• [TASK DESCRIPTION]:
Below are records; output all of them exactly.

• [PROVIDED RECORDS]:
^^^^
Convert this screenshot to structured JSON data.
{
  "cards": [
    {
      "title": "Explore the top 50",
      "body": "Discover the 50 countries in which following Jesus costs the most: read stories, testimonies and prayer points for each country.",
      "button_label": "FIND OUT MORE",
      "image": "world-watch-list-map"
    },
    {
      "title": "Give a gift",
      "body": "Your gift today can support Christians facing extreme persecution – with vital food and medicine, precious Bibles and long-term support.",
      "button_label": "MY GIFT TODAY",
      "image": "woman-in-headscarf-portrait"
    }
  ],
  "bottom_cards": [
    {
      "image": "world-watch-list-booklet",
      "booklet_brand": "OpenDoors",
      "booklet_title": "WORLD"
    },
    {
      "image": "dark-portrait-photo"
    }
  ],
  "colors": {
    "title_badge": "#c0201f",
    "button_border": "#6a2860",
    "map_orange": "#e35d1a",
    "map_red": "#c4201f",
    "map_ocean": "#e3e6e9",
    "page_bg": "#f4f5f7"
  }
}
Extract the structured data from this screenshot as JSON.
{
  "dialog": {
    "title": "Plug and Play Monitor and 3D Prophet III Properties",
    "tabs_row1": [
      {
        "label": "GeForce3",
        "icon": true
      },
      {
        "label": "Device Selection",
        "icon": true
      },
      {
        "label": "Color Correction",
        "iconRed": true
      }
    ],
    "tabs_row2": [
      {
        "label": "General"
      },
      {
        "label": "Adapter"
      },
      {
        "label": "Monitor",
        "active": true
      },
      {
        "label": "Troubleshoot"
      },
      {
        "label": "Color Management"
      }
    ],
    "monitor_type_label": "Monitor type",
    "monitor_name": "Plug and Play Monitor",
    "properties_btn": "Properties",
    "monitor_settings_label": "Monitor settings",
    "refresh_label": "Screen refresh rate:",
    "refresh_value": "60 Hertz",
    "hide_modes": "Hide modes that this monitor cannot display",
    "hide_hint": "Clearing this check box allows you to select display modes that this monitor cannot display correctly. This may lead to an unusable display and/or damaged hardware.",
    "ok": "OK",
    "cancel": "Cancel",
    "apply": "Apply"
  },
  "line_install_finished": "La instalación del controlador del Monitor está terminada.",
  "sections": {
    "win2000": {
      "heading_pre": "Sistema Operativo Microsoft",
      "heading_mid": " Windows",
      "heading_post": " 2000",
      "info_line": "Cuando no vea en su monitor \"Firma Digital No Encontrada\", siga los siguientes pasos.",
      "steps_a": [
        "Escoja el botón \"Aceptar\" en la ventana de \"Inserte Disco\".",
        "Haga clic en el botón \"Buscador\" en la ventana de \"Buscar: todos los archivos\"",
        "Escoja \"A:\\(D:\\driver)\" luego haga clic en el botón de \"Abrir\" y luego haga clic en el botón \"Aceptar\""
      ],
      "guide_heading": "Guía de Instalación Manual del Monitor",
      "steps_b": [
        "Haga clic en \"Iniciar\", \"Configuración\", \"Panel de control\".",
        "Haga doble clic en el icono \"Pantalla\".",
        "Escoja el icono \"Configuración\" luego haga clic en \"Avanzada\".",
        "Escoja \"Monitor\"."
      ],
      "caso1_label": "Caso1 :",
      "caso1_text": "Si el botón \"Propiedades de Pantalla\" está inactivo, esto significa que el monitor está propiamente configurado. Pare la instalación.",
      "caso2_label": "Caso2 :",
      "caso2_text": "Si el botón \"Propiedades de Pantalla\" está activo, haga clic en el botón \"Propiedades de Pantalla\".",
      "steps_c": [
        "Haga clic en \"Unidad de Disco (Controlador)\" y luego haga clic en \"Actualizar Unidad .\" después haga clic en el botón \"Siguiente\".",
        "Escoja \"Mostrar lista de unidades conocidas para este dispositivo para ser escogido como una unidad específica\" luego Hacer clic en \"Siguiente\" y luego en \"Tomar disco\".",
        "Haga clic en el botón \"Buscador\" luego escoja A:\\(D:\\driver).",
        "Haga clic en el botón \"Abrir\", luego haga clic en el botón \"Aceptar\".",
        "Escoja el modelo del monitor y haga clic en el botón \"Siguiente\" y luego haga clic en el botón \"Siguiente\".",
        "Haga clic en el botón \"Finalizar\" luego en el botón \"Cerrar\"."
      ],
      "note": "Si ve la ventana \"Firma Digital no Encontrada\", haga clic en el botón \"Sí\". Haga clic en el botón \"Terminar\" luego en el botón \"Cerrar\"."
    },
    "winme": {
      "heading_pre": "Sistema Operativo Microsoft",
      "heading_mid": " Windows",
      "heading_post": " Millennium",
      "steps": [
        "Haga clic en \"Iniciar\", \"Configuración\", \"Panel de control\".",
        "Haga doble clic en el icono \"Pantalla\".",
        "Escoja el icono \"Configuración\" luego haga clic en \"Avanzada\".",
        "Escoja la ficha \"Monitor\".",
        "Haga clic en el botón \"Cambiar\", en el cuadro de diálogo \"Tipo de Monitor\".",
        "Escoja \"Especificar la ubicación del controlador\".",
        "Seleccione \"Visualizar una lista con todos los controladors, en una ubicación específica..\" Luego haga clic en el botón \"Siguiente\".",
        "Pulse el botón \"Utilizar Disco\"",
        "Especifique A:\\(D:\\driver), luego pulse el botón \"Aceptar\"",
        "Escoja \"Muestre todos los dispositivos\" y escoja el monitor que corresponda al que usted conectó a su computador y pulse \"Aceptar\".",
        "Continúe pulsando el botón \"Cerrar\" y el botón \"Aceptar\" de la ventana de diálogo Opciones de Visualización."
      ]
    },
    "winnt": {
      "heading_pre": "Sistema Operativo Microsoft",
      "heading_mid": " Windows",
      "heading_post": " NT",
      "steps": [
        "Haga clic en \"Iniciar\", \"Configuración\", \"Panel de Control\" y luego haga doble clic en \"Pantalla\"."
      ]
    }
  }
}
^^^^
• [RESULT FOR THIS TASK]:
Convert this screenshot to structured JSON data.
{
  "cards": [
    {
      "title": "Explore the top 50",
      "body": "Discover the 50 countries in which following Jesus costs the most: read stories, testimonies and prayer points for each country.",
      "button_label": "FIND OUT MORE",
      "image": "world-watch-list-map"
    },
    {
      "title": "Give a gift",
      "body": "Your gift today can support Christians facing extreme persecution – with vital food and medicine, precious Bibles and long-term support.",
      "button_label": "MY GIFT TODAY",
      "image": "woman-in-headscarf-portrait"
    }
  ],
  "bottom_cards": [
    {
      "image": "world-watch-list-booklet",
      "booklet_brand": "OpenDoors",
      "booklet_title": "WORLD"
    },
    {
      "image": "dark-portrait-photo"
    }
  ],
  "colors": {
    "title_badge": "#c0201f",
    "button_border": "#6a2860",
    "map_orange": "#e35d1a",
    "map_red": "#c4201f",
    "map_ocean": "#e3e6e9",
    "page_bg": "#f4f5f7"
  }
}
Extract the structured data from this screenshot as JSON.
{
  "dialog": {
    "title": "Plug and Play Monitor and 3D Prophet III Properties",
    "tabs_row1": [
      {
        "label": "GeForce3",
        "icon": true
      },
      {
        "label": "Device Selection",
        "icon": true
      },
      {
        "label": "Color Correction",
        "iconRed": true
      }
    ],
    "tabs_row2": [
      {
        "label": "General"
      },
      {
        "label": "Adapter"
      },
      {
        "label": "Monitor",
        "active": true
      },
      {
        "label": "Troubleshoot"
      },
      {
        "label": "Color Management"
      }
    ],
    "monitor_type_label": "Monitor type",
    "monitor_name": "Plug and Play Monitor",
    "properties_btn": "Properties",
    "monitor_settings_label": "Monitor settings",
    "refresh_label": "Screen refresh rate:",
    "refresh_value": "60 Hertz",
    "hide_modes": "Hide modes that this monitor cannot display",
    "hide_hint": "Clearing this check box allows you to select display modes that this monitor cannot display correctly. This may lead to an unusable display and/or damaged hardware.",
    "ok": "OK",
    "cancel": "Cancel",
    "apply": "Apply"
  },
  "line_install_finished": "La instalación del controlador del Monitor está terminada.",
  "sections": {
    "win2000": {
      "heading_pre": "Sistema Operativo Microsoft",
      "heading_mid": " Windows",
      "heading_post": " 2000",
      "info_line": "Cuando no vea en su monitor \"Firma Digital No Encontrada\", siga los siguientes pasos.",
      "steps_a": [
        "Escoja el botón \"Aceptar\" en la ventana de \"Inserte Disco\".",
        "Haga clic en el botón \"Buscador\" en la ventana de \"Buscar: todos los archivos\"",
        "Escoja \"A:\\(D:\\driver)\" luego haga clic en el botón de \"Abrir\" y luego haga clic en el botón \"Aceptar\""
      ],
      "guide_heading": "Guía de Instalación Manual del Monitor",
      "steps_b": [
        "Haga clic en \"Iniciar\", \"Configuración\", \"Panel de control\".",
        "Haga doble clic en el icono \"Pantalla\".",
        "Escoja el icono \"Configuración\" luego haga clic en \"Avanzada\".",
        "Escoja \"Monitor\"."
      ],
      "caso1_label": "Caso1 :",
      "caso1_text": "Si el botón \"Propiedades de Pantalla\" está inactivo, esto significa que el monitor está propiamente configurado. Pare la instalación.",
      "caso2_label": "Caso2 :",
      "caso2_text": "Si el botón \"Propiedades de Pantalla\" está activo, haga clic en el botón \"Propiedades de Pantalla\".",
      "steps_c": [
        "Haga clic en \"Unidad de Disco (Controlador)\" y luego haga clic en \"Actualizar Unidad .\" después haga clic en el botón \"Siguiente\".",
        "Escoja \"Mostrar lista de unidades conocidas para este dispositivo para ser escogido como una unidad específica\" luego Hacer clic en \"Siguiente\" y luego en \"Tomar disco\".",
        "Haga clic en el botón \"Buscador\" luego escoja A:\\(D:\\driver).",
        "Haga clic en el botón \"Abrir\", luego haga clic en el botón \"Aceptar\".",
        "Escoja el modelo del monitor y haga clic en el botón \"Siguiente\" y luego haga clic en el botón \"Siguiente\".",
        "Haga clic en el botón \"Finalizar\" luego en el botón \"Cerrar\"."
      ],
      "note": "Si ve la ventana \"Firma Digital no Encontrada\", haga clic en el botón \"Sí\". Haga clic en el botón \"Terminar\" luego en el botón \"Cerrar\"."
    },
    "winme": {
      "heading_pre": "Sistema Operativo Microsoft",
      "heading_mid": " Windows",
      "heading_post": " Millennium",
      "steps": [
        "Haga clic en \"Iniciar\", \"Configuración\", \"Panel de control\".",
        "Haga doble clic en el icono \"Pantalla\".",
        "Escoja el icono \"Configuración\" luego haga clic en \"Avanzada\".",
        "Escoja la ficha \"Monitor\".",
        "Haga clic en el botón \"Cambiar\", en el cuadro de diálogo \"Tipo de Monitor\".",
        "Escoja \"Especificar la ubicación del controlador\".",
        "Seleccione \"Visualizar una lista con todos los controladors, en una ubicación específica..\" Luego haga clic en el botón \"Siguiente\".",
        "Pulse el botón \"Utilizar Disco\"",
        "Especifique A:\\(D:\\driver), luego pulse el botón \"Aceptar\"",
        "Escoja \"Muestre todos los dispositivos\" y escoja el monitor que corresponda al que usted conectó a su computador y pulse \"Aceptar\".",
        "Continúe pulsando el botón \"Cerrar\" y el botón \"Aceptar\" de la ventana de diálogo Opciones de Visualización."
      ]
    },
    "winnt": {
      "heading_pre": "Sistema Operativo Microsoft",
      "heading_mid": " Windows",
      "heading_post": " NT",
      "steps": [
        "Haga clic en \"Iniciar\", \"Configuración\", \"Panel de Control\" y luego haga doble clic en \"Pantalla\"."
      ]
    }
  }
}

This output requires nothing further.